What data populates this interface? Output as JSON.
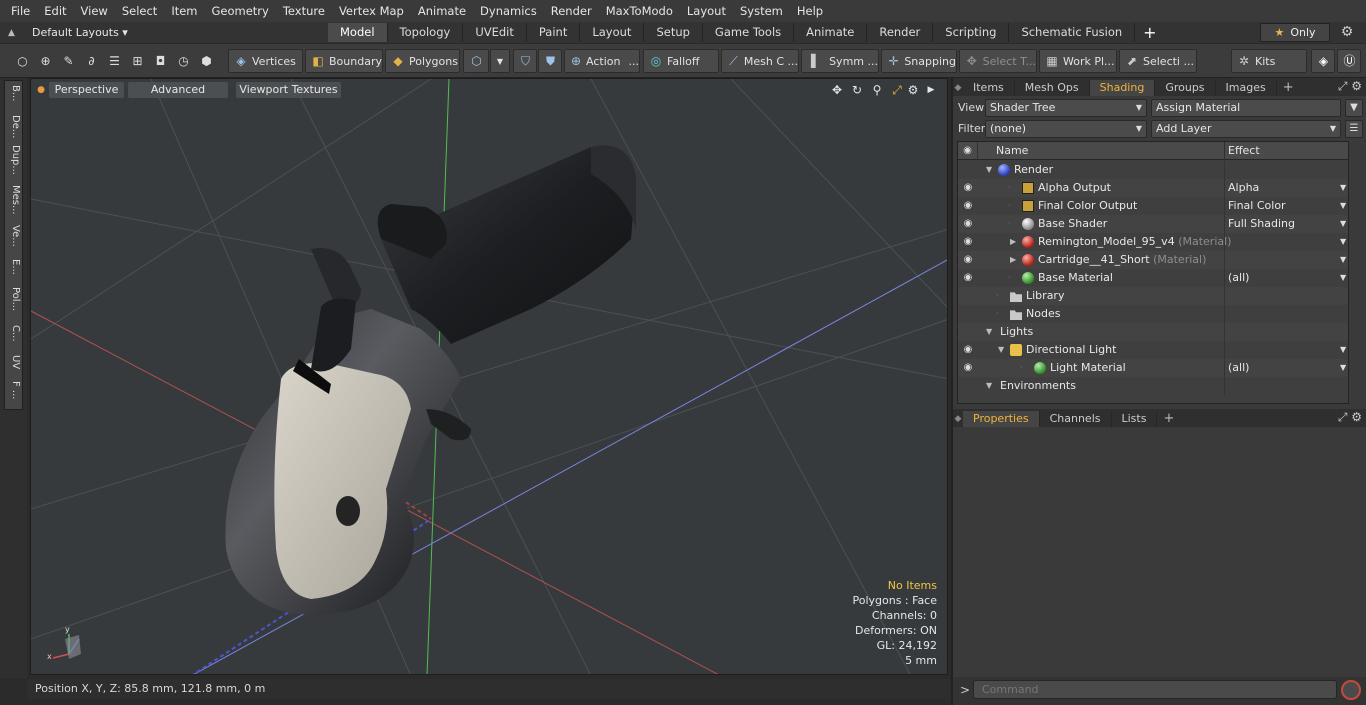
{
  "menu": [
    "File",
    "Edit",
    "View",
    "Select",
    "Item",
    "Geometry",
    "Texture",
    "Vertex Map",
    "Animate",
    "Dynamics",
    "Render",
    "MaxToModo",
    "Layout",
    "System",
    "Help"
  ],
  "layouts": {
    "selector": "Default Layouts ▾"
  },
  "tabs": [
    "Model",
    "Topology",
    "UVEdit",
    "Paint",
    "Layout",
    "Setup",
    "Game Tools",
    "Animate",
    "Render",
    "Scripting",
    "Schematic Fusion"
  ],
  "only_label": "Only",
  "toolbar": {
    "vertices": "Vertices",
    "boundary": "Boundary",
    "polygons": "Polygons",
    "action": "Action",
    "action_more": "...",
    "falloff": "Falloff",
    "mesh": "Mesh C ...",
    "symm": "Symm ...",
    "snapping": "Snapping",
    "select_t": "Select T...",
    "work_pl": "Work Pl...",
    "selecti": "Selecti ...",
    "kits": "Kits"
  },
  "left_tabs": [
    "B...",
    "De...",
    "Dup...",
    "Mes...",
    "Ve...",
    "E...",
    "Pol...",
    "C...",
    "UV",
    "F ..."
  ],
  "viewport": {
    "perspective": "Perspective",
    "advanced": "Advanced",
    "textures": "Viewport Textures",
    "info": {
      "no_items": "No Items",
      "polygons": "Polygons : Face",
      "channels": "Channels: 0",
      "deformers": "Deformers: ON",
      "gl": "GL: 24,192",
      "scale": "5 mm"
    }
  },
  "status": {
    "position": "Position X, Y, Z:   85.8 mm, 121.8 mm, 0 m"
  },
  "panel_top": {
    "tabs": [
      "Items",
      "Mesh Ops",
      "Shading",
      "Groups",
      "Images"
    ],
    "active": "Shading",
    "view_label": "View",
    "view_value": "Shader Tree",
    "assign_label": "Assign Material",
    "filter_label": "Filter",
    "filter_value": "(none)",
    "add_layer": "Add Layer",
    "col_name": "Name",
    "col_effect": "Effect"
  },
  "tree": [
    {
      "name": "Render",
      "sub": "",
      "effect": "",
      "icon": "sph-blue",
      "indent": 0,
      "eye": false,
      "exp": "▼"
    },
    {
      "name": "Alpha Output",
      "sub": "",
      "effect": "Alpha",
      "icon": "sq-out",
      "indent": 2,
      "eye": true,
      "exp": ""
    },
    {
      "name": "Final Color Output",
      "sub": "",
      "effect": "Final Color",
      "icon": "sq-out",
      "indent": 2,
      "eye": true,
      "exp": ""
    },
    {
      "name": "Base Shader",
      "sub": "",
      "effect": "Full Shading",
      "icon": "sph-grey",
      "indent": 2,
      "eye": true,
      "exp": ""
    },
    {
      "name": "Remington_Model_95_v4",
      "sub": " (Material)",
      "effect": "",
      "icon": "sph-red",
      "indent": 2,
      "eye": true,
      "exp": "▶"
    },
    {
      "name": "Cartridge__41_Short",
      "sub": " (Material)",
      "effect": "",
      "icon": "sph-red",
      "indent": 2,
      "eye": true,
      "exp": "▶"
    },
    {
      "name": "Base Material",
      "sub": "",
      "effect": "(all)",
      "icon": "sph-green",
      "indent": 2,
      "eye": true,
      "exp": ""
    },
    {
      "name": "Library",
      "sub": "",
      "effect": "",
      "icon": "folder",
      "indent": 1,
      "eye": false,
      "exp": ""
    },
    {
      "name": "Nodes",
      "sub": "",
      "effect": "",
      "icon": "folder",
      "indent": 1,
      "eye": false,
      "exp": ""
    },
    {
      "name": "Lights",
      "sub": "",
      "effect": "",
      "icon": "",
      "indent": 0,
      "eye": false,
      "exp": "▼"
    },
    {
      "name": "Directional Light",
      "sub": "",
      "effect": "",
      "icon": "light",
      "indent": 1,
      "eye": true,
      "exp": "▼"
    },
    {
      "name": "Light Material",
      "sub": "",
      "effect": "(all)",
      "icon": "sph-green",
      "indent": 3,
      "eye": true,
      "exp": ""
    },
    {
      "name": "Environments",
      "sub": "",
      "effect": "",
      "icon": "",
      "indent": 0,
      "eye": false,
      "exp": "▼"
    }
  ],
  "panel_bottom": {
    "tabs": [
      "Properties",
      "Channels",
      "Lists"
    ],
    "active": "Properties"
  },
  "command": {
    "placeholder": "Command"
  },
  "colors": {
    "accent": "#f0b43c",
    "viewport_bg": "#363a3d",
    "panel_bg": "#3a3a3a"
  }
}
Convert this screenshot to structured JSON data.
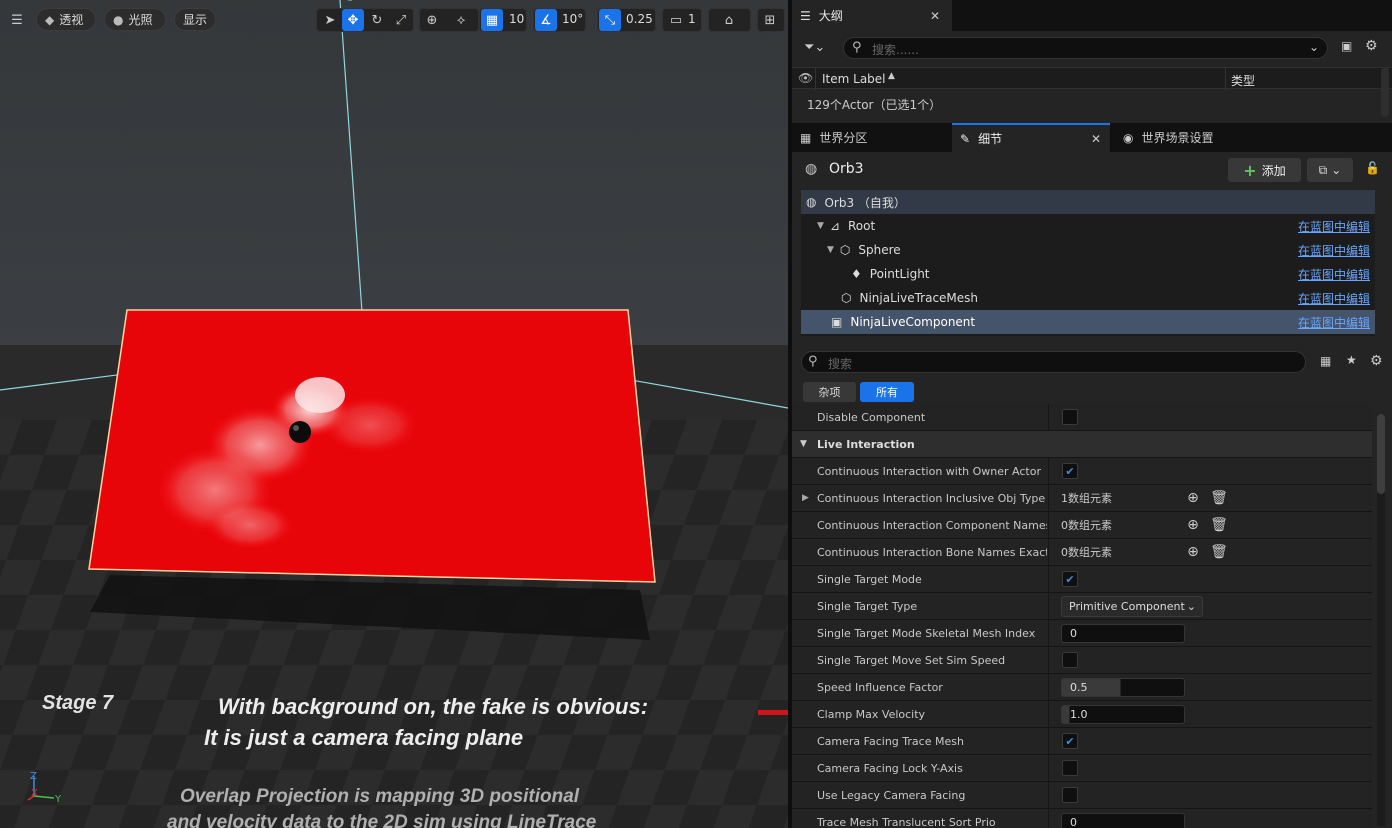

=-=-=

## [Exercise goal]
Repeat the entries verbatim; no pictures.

## [Result for this task]
What data populates this interface? Output as JSON.
{
  "menu": [
    "File",
    "Edit",
    "View",
    "Select",
    "Item",
    "Geometry",
    "Texture",
    "Vertex Map",
    "Animate",
    "Dynamics",
    "Render",
    "MaxToModo",
    "Layout",
    "System",
    "Help"
  ],
  "layouts": {
    "selector": "Default Layouts ▾"
  },
  "tabs": [
    "Model",
    "Topology",
    "UVEdit",
    "Paint",
    "Layout",
    "Setup",
    "Game Tools",
    "Animate",
    "Render",
    "Scripting",
    "Schematic Fusion"
  ],
  "only_label": "Only",
  "toolbar": {
    "vertices": "Vertices",
    "boundary": "Boundary",
    "polygons": "Polygons",
    "action": "Action",
    "action_more": "...",
    "falloff": "Falloff",
    "mesh": "Mesh C ...",
    "symm": "Symm ...",
    "snapping": "Snapping",
    "select_t": "Select T...",
    "work_pl": "Work Pl...",
    "selecti": "Selecti ...",
    "kits": "Kits"
  },
  "left_tabs": [
    "B...",
    "De...",
    "Dup...",
    "Mes...",
    "Ve...",
    "E...",
    "Pol...",
    "C...",
    "UV",
    "F ..."
  ],
  "viewport": {
    "perspective": "Perspective",
    "advanced": "Advanced",
    "textures": "Viewport Textures",
    "info": {
      "no_items": "No Items",
      "polygons": "Polygons : Face",
      "channels": "Channels: 0",
      "deformers": "Deformers: ON",
      "gl": "GL: 24,192",
      "scale": "5 mm"
    }
  },
  "status": {
    "position": "Position X, Y, Z:   85.8 mm, 121.8 mm, 0 m"
  },
  "panel_top": {
    "tabs": [
      "Items",
      "Mesh Ops",
      "Shading",
      "Groups",
      "Images"
    ],
    "active": "Shading",
    "view_label": "View",
    "view_value": "Shader Tree",
    "assign_label": "Assign Material",
    "filter_label": "Filter",
    "filter_value": "(none)",
    "add_layer": "Add Layer",
    "col_name": "Name",
    "col_effect": "Effect"
  },
  "tree": [
    {
      "name": "Render",
      "sub": "",
      "effect": "",
      "icon": "sph-blue",
      "indent": 0,
      "eye": false,
      "exp": "▼"
    },
    {
      "name": "Alpha Output",
      "sub": "",
      "effect": "Alpha",
      "icon": "sq-out",
      "indent": 2,
      "eye": true,
      "exp": ""
    },
    {
      "name": "Final Color Output",
      "sub": "",
      "effect": "Final Color",
      "icon": "sq-out",
      "indent": 2,
      "eye": true,
      "exp": ""
    },
    {
      "name": "Base Shader",
      "sub": "",
      "effect": "Full Shading",
      "icon": "sph-grey",
      "indent": 2,
      "eye": true,
      "exp": ""
    },
    {
      "name": "Remington_Model_95_v4",
      "sub": " (Material)",
      "effect": "",
      "icon": "sph-red",
      "indent": 2,
      "eye": true,
      "exp": "▶"
    },
    {
      "name": "Cartridge__41_Short",
      "sub": " (Material)",
      "effect": "",
      "icon": "sph-red",
      "indent": 2,
      "eye": true,
      "exp": "▶"
    },
    {
      "name": "Base Material",
      "sub": "",
      "effect": "(all)",
      "icon": "sph-green",
      "indent": 2,
      "eye": true,
      "exp": ""
    },
    {
      "name": "Library",
      "sub": "",
      "effect": "",
      "icon": "folder",
      "indent": 1,
      "eye": false,
      "exp": ""
    },
    {
      "name": "Nodes",
      "sub": "",
      "effect": "",
      "icon": "folder",
      "indent": 1,
      "eye": false,
      "exp": ""
    },
    {
      "name": "Lights",
      "sub": "",
      "effect": "",
      "icon": "",
      "indent": 0,
      "eye": false,
      "exp": "▼"
    },
    {
      "name": "Directional Light",
      "sub": "",
      "effect": "",
      "icon": "light",
      "indent": 1,
      "eye": true,
      "exp": "▼"
    },
    {
      "name": "Light Material",
      "sub": "",
      "effect": "(all)",
      "icon": "sph-green",
      "indent": 3,
      "eye": true,
      "exp": ""
    },
    {
      "name": "Environments",
      "sub": "",
      "effect": "",
      "icon": "",
      "indent": 0,
      "eye": false,
      "exp": "▼"
    }
  ],
  "panel_bottom": {
    "tabs": [
      "Properties",
      "Channels",
      "Lists"
    ],
    "active": "Properties"
  },
  "command": {
    "placeholder": "Command"
  },
  "colors": {
    "accent": "#f0b43c",
    "viewport_bg": "#363a3d",
    "panel_bg": "#3a3a3a"
  }
}
Convert this screenshot to structured JSON data.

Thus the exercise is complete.